References to scientific articles, registry information, and genetic testing resources are available in the catalog. This allows researchers and healthcare professionals to access relevant information about the FECH gene and associated conditions.

The Catalog of Genes and Diseases from OMIM reduces the need to search through multiple sources for information on the FECH gene. It provides a centralized and comprehensive resource for accessing genetic information and references related to the FECH gene and associated diseases.

Gene and Variant Databases

Genetic research has led to the identification of various genes and variants associated with different health conditions. This information is crucial for understanding the genetic basis of diseases and developing targeted treatments and genetic testing.

There are several databases available that provide additional resources and information related to genes and variants. Some of these databases include:

  • Online Mendelian Inheritance in Man (OMIM): OMIM is a comprehensive catalog of human genes and genetic conditions. It provides information on gene names, genetic changes, and associated phenotypes and diseases.
  • GeneReviews: GeneReviews is a collection of articles that provide detailed information on specific genes, genetic conditions, and associated clinical features.
  • PubMed: PubMed is a database of scientific articles and references. It includes research papers, case reports, and reviews on various genetic conditions, including those related to the FECH gene.
  • Genetic Testing Registry: The Genetic Testing Registry is a central repository for genetic testing information.

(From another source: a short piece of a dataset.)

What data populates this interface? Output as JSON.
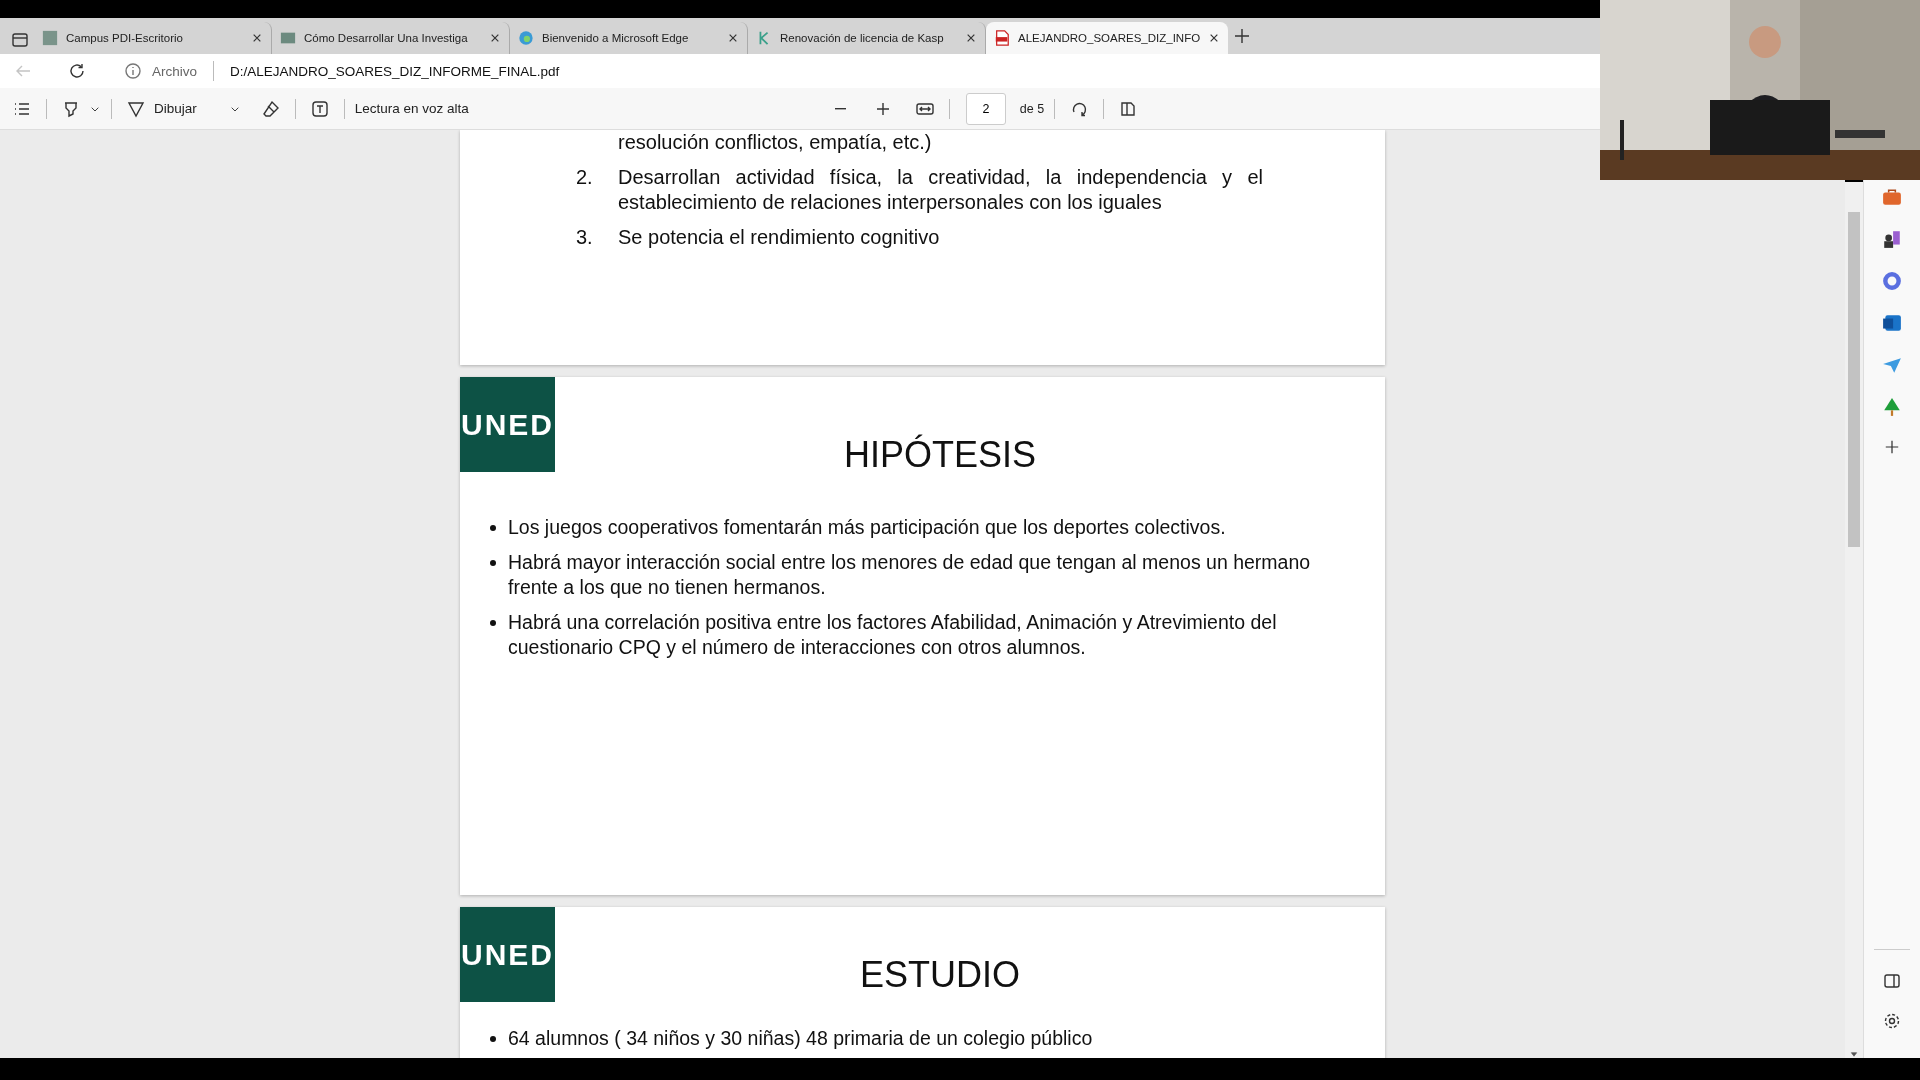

It includes information on available tests, test utilization, and laboratory names for genetic conditions.

In addition to these databases, there are also specialized databases specific to certain conditions, such as porphyrias. For example, the European Porphyria Registry (EuPorphyria) collects information on patients with porphyria, including genetic testing results and clinical data.

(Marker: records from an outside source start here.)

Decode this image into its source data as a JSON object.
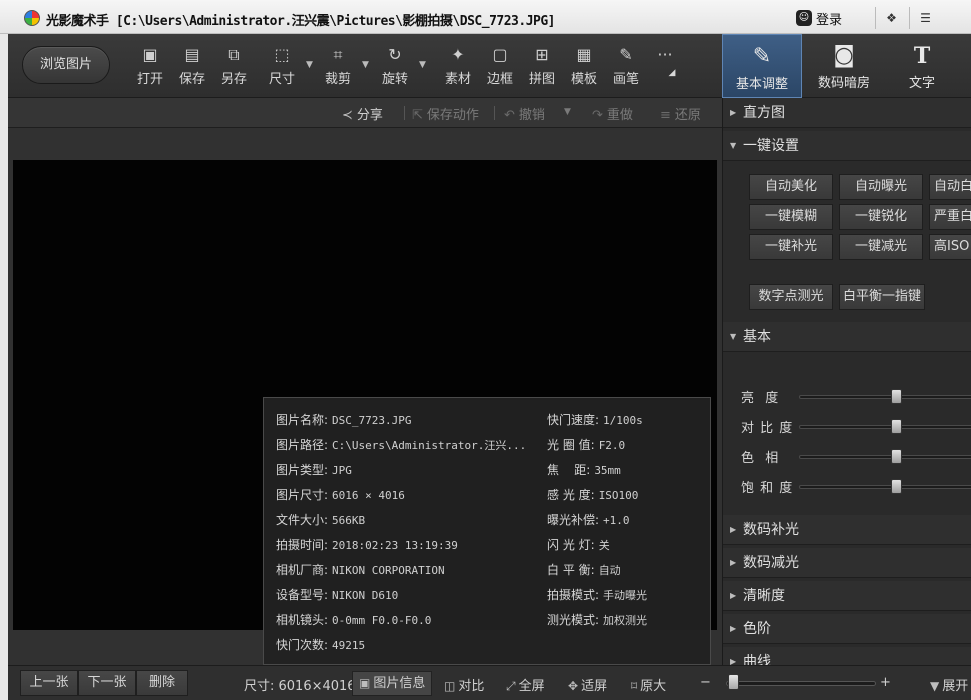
{
  "window": {
    "title": "光影魔术手  [C:\\Users\\Administrator.汪兴震\\Pictures\\影棚拍摄\\DSC_7723.JPG]",
    "login_label": "登录",
    "controls": [
      "skin",
      "menu"
    ]
  },
  "toolbar": {
    "browse_label": "浏览图片",
    "tools": [
      {
        "label": "打开",
        "icon": "open-icon"
      },
      {
        "label": "保存",
        "icon": "save-icon"
      },
      {
        "label": "另存",
        "icon": "save-as-icon"
      },
      {
        "label": "尺寸",
        "icon": "resize-icon"
      },
      {
        "label": "裁剪",
        "icon": "crop-icon"
      },
      {
        "label": "旋转",
        "icon": "rotate-icon"
      },
      {
        "label": "素材",
        "icon": "material-icon"
      },
      {
        "label": "边框",
        "icon": "border-icon"
      },
      {
        "label": "拼图",
        "icon": "collage-icon"
      },
      {
        "label": "模板",
        "icon": "template-icon"
      },
      {
        "label": "画笔",
        "icon": "brush-icon"
      }
    ],
    "more_label": "···",
    "big_tabs": [
      {
        "label": "基本调整",
        "icon": "adjust-icon",
        "active": true
      },
      {
        "label": "数码暗房",
        "icon": "darkroom-icon",
        "active": false
      },
      {
        "label": "文字",
        "icon": "text-icon",
        "active": false
      }
    ]
  },
  "subbar": {
    "share": "分享",
    "save_action": "保存动作",
    "undo": "撤销",
    "redo": "重做",
    "restore": "还原"
  },
  "info": {
    "left": [
      {
        "k": "图片名称:",
        "v": "DSC_7723.JPG"
      },
      {
        "k": "图片路径:",
        "v": "C:\\Users\\Administrator.汪兴..."
      },
      {
        "k": "图片类型:",
        "v": "JPG"
      },
      {
        "k": "图片尺寸:",
        "v": "6016 × 4016"
      },
      {
        "k": "文件大小:",
        "v": "566KB"
      },
      {
        "k": "拍摄时间:",
        "v": "2018:02:23 13:19:39"
      },
      {
        "k": "相机厂商:",
        "v": "NIKON CORPORATION"
      },
      {
        "k": "设备型号:",
        "v": "NIKON D610"
      },
      {
        "k": "相机镜头:",
        "v": "0-0mm  F0.0-F0.0"
      },
      {
        "k": "快门次数:",
        "v": "49215"
      }
    ],
    "right": [
      {
        "k": "快门速度:",
        "v": "1/100s"
      },
      {
        "k": "光 圈 值:",
        "v": "F2.0"
      },
      {
        "k": "焦    距:",
        "v": "35mm"
      },
      {
        "k": "感 光 度:",
        "v": "ISO100"
      },
      {
        "k": "曝光补偿:",
        "v": "+1.0"
      },
      {
        "k": "闪 光 灯:",
        "v": "关"
      },
      {
        "k": "白 平 衡:",
        "v": "自动"
      },
      {
        "k": "拍摄模式:",
        "v": "手动曝光"
      },
      {
        "k": "测光模式:",
        "v": "加权测光"
      }
    ]
  },
  "bottom": {
    "prev": "上一张",
    "next": "下一张",
    "delete": "删除",
    "size_label": "尺寸: 6016×4016",
    "pic_info": "图片信息",
    "compare": "对比",
    "fullscreen": "全屏",
    "fit": "适屏",
    "original": "原大",
    "zoom_minus": "−",
    "zoom_plus": "+",
    "zoom_level": 0.02,
    "expand": "展开"
  },
  "panel": {
    "histogram": "直方图",
    "one_click": "一键设置",
    "buttons_row1": [
      "自动美化",
      "自动曝光",
      "自动白"
    ],
    "buttons_row2": [
      "一键模糊",
      "一键锐化",
      "严重白"
    ],
    "buttons_row3": [
      "一键补光",
      "一键减光",
      "高ISO"
    ],
    "buttons_row4": [
      "数字点测光",
      "白平衡一指键"
    ],
    "basic": "基本",
    "sliders": [
      {
        "label": "亮  度",
        "value": 0.5
      },
      {
        "label": "对 比 度",
        "value": 0.5
      },
      {
        "label": "色  相",
        "value": 0.5
      },
      {
        "label": "饱 和 度",
        "value": 0.5
      }
    ],
    "sections": [
      "数码补光",
      "数码减光",
      "清晰度",
      "色阶",
      "曲线"
    ]
  },
  "colors": {
    "accent": "#3f5f86",
    "panel_bg": "#2a2a2a",
    "photo_bg": "#030303"
  }
}
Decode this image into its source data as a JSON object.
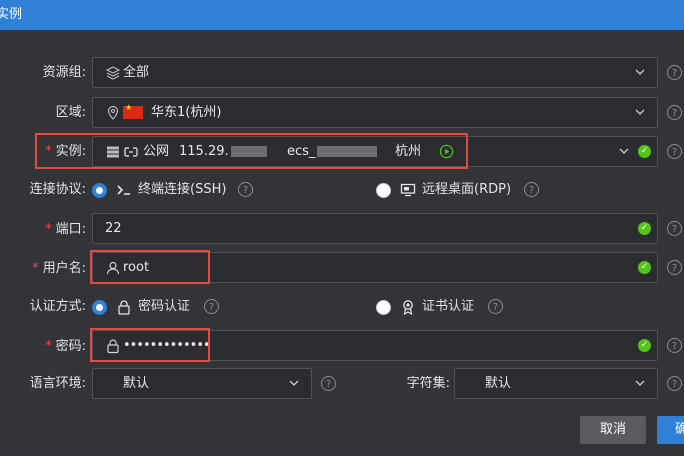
{
  "dialog": {
    "title": "实例"
  },
  "resource_group": {
    "label": "资源组:",
    "value": "全部",
    "icon": "layers-icon"
  },
  "region": {
    "label": "区域:",
    "value": "华东1(杭州)",
    "icon": "location-pin-icon"
  },
  "instance": {
    "label": "实例:",
    "network": "公网",
    "ip_prefix": "115.29.",
    "id_prefix": "ecs_",
    "city": "杭州",
    "status_color": "#52c41a"
  },
  "protocol": {
    "label": "连接协议:",
    "ssh_label": "终端连接(SSH)",
    "rdp_label": "远程桌面(RDP)",
    "selected": "ssh"
  },
  "port": {
    "label": "端口:",
    "value": "22"
  },
  "username": {
    "label": "用户名:",
    "value": "root"
  },
  "auth": {
    "label": "认证方式:",
    "password_label": "密码认证",
    "cert_label": "证书认证",
    "selected": "password"
  },
  "password": {
    "label": "密码:",
    "value": "•••••••••••••"
  },
  "locale": {
    "label": "语言环境:",
    "value": "默认"
  },
  "charset": {
    "label": "字符集:",
    "value": "默认"
  },
  "footer": {
    "cancel_label": "取消",
    "confirm_label": "确"
  },
  "colors": {
    "accent": "#2f80d6",
    "highlight": "#e24b3b",
    "success": "#52c41a",
    "required": "#e5484d"
  }
}
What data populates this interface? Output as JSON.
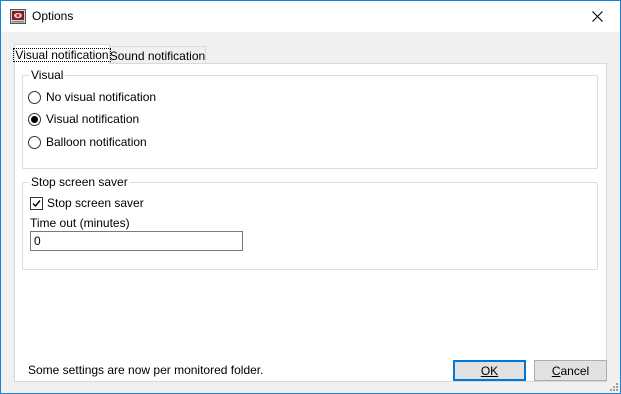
{
  "window": {
    "title": "Options",
    "close_glyph": "✕",
    "app_icon": "options-app-icon"
  },
  "tabs": [
    {
      "label": "Visual notification",
      "active": true
    },
    {
      "label": "Sound notification",
      "active": false
    }
  ],
  "visual_group": {
    "label": "Visual",
    "options": [
      {
        "label": "No visual notification",
        "checked": false
      },
      {
        "label": "Visual notification",
        "checked": true
      },
      {
        "label": "Balloon notification",
        "checked": false
      }
    ]
  },
  "saver_group": {
    "label": "Stop screen saver",
    "checkbox_label": "Stop screen saver",
    "checkbox_checked": true,
    "timeout_label": "Time out (minutes)",
    "timeout_value": "0"
  },
  "footer": {
    "message": "Some settings are now per monitored folder.",
    "ok_label": "OK",
    "ok_mnemonic": "O",
    "cancel_label": "Cancel",
    "cancel_mnemonic": "C"
  },
  "colors": {
    "window_border": "#1883d7",
    "focus_button_border": "#0078d7"
  }
}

These databases are valuable resources for researchers, clinicians, and individuals interested in the genetic basis of diseases. They provide comprehensive information on gene expression, genetic changes, related diseases, and available testing options.

When referencing information from these databases, it is important to properly cite the sources. This ensures that the original authors and researchers receive proper credit for their work.

References

  • Gouya, L. et al. (2002). Contribution of a common single-nucleotide polymorphism to the genetic predisposition for erythropoietic protoporphyria. The American Journal of Human Genetics, 70(2), 369–375.
  • Gouya, L. et al. (2003). Contribution of a common single-nucleotide polymorphism to the genetic predisposition for erythropoietic protoporphyria: further evidence of heterogeneity. Archives of Dermatology, 139(12), 1363–1366.
  • Gouya, L. et al. (2005). Genotype-phenotype relationship in erythropoietic protoporphyria. Journal of Medical Genetics, 42(2), e15.
  • Mutations of the FECH gene: an overview. OMIM, Online Mendelian Inheritance in Man; 10/11/2021; https://www.omim.org/entry/612386#0001
  • FECH gene and related conditions: Genetics Home Reference, U.S. National Library of Medicine; 05/20/2021; https://ghr.nlm.nih.gov/gene/FECH#conditions
  • FECH genetic changes: Genetics Home Reference, U.S. National Library of Medicine; 10/01/2021; https://ghr.nlm.nih.gov/gene/FECH#genetic-changes
  • FECH gene: The Human Gene Silencing Database; https://humangenomeproject.de/gene/Cheah/gene/FERROCHELATASE-HOMO-SAPIENS
  • FECH gene: National Center for Biotechnology Information; https://www.ncbi.nlm.nih.gov/gene/2235
  • FECH gene: Genecards; https://www.genecards.org/cgi-bin/carddisp.pl?gene=FECH
  • FECH gene: UniProt; https://www.uniprot.org/uniprot/P22830
  • FECH gene: ClinVar; https://www.ncbi.nlm.nih.gov/clinvar/?term=FECH%5Bgene%5D
  • FECH gene: PubMed; https://pubmed.ncbi.nlm.nih.gov/?term=FECH+gene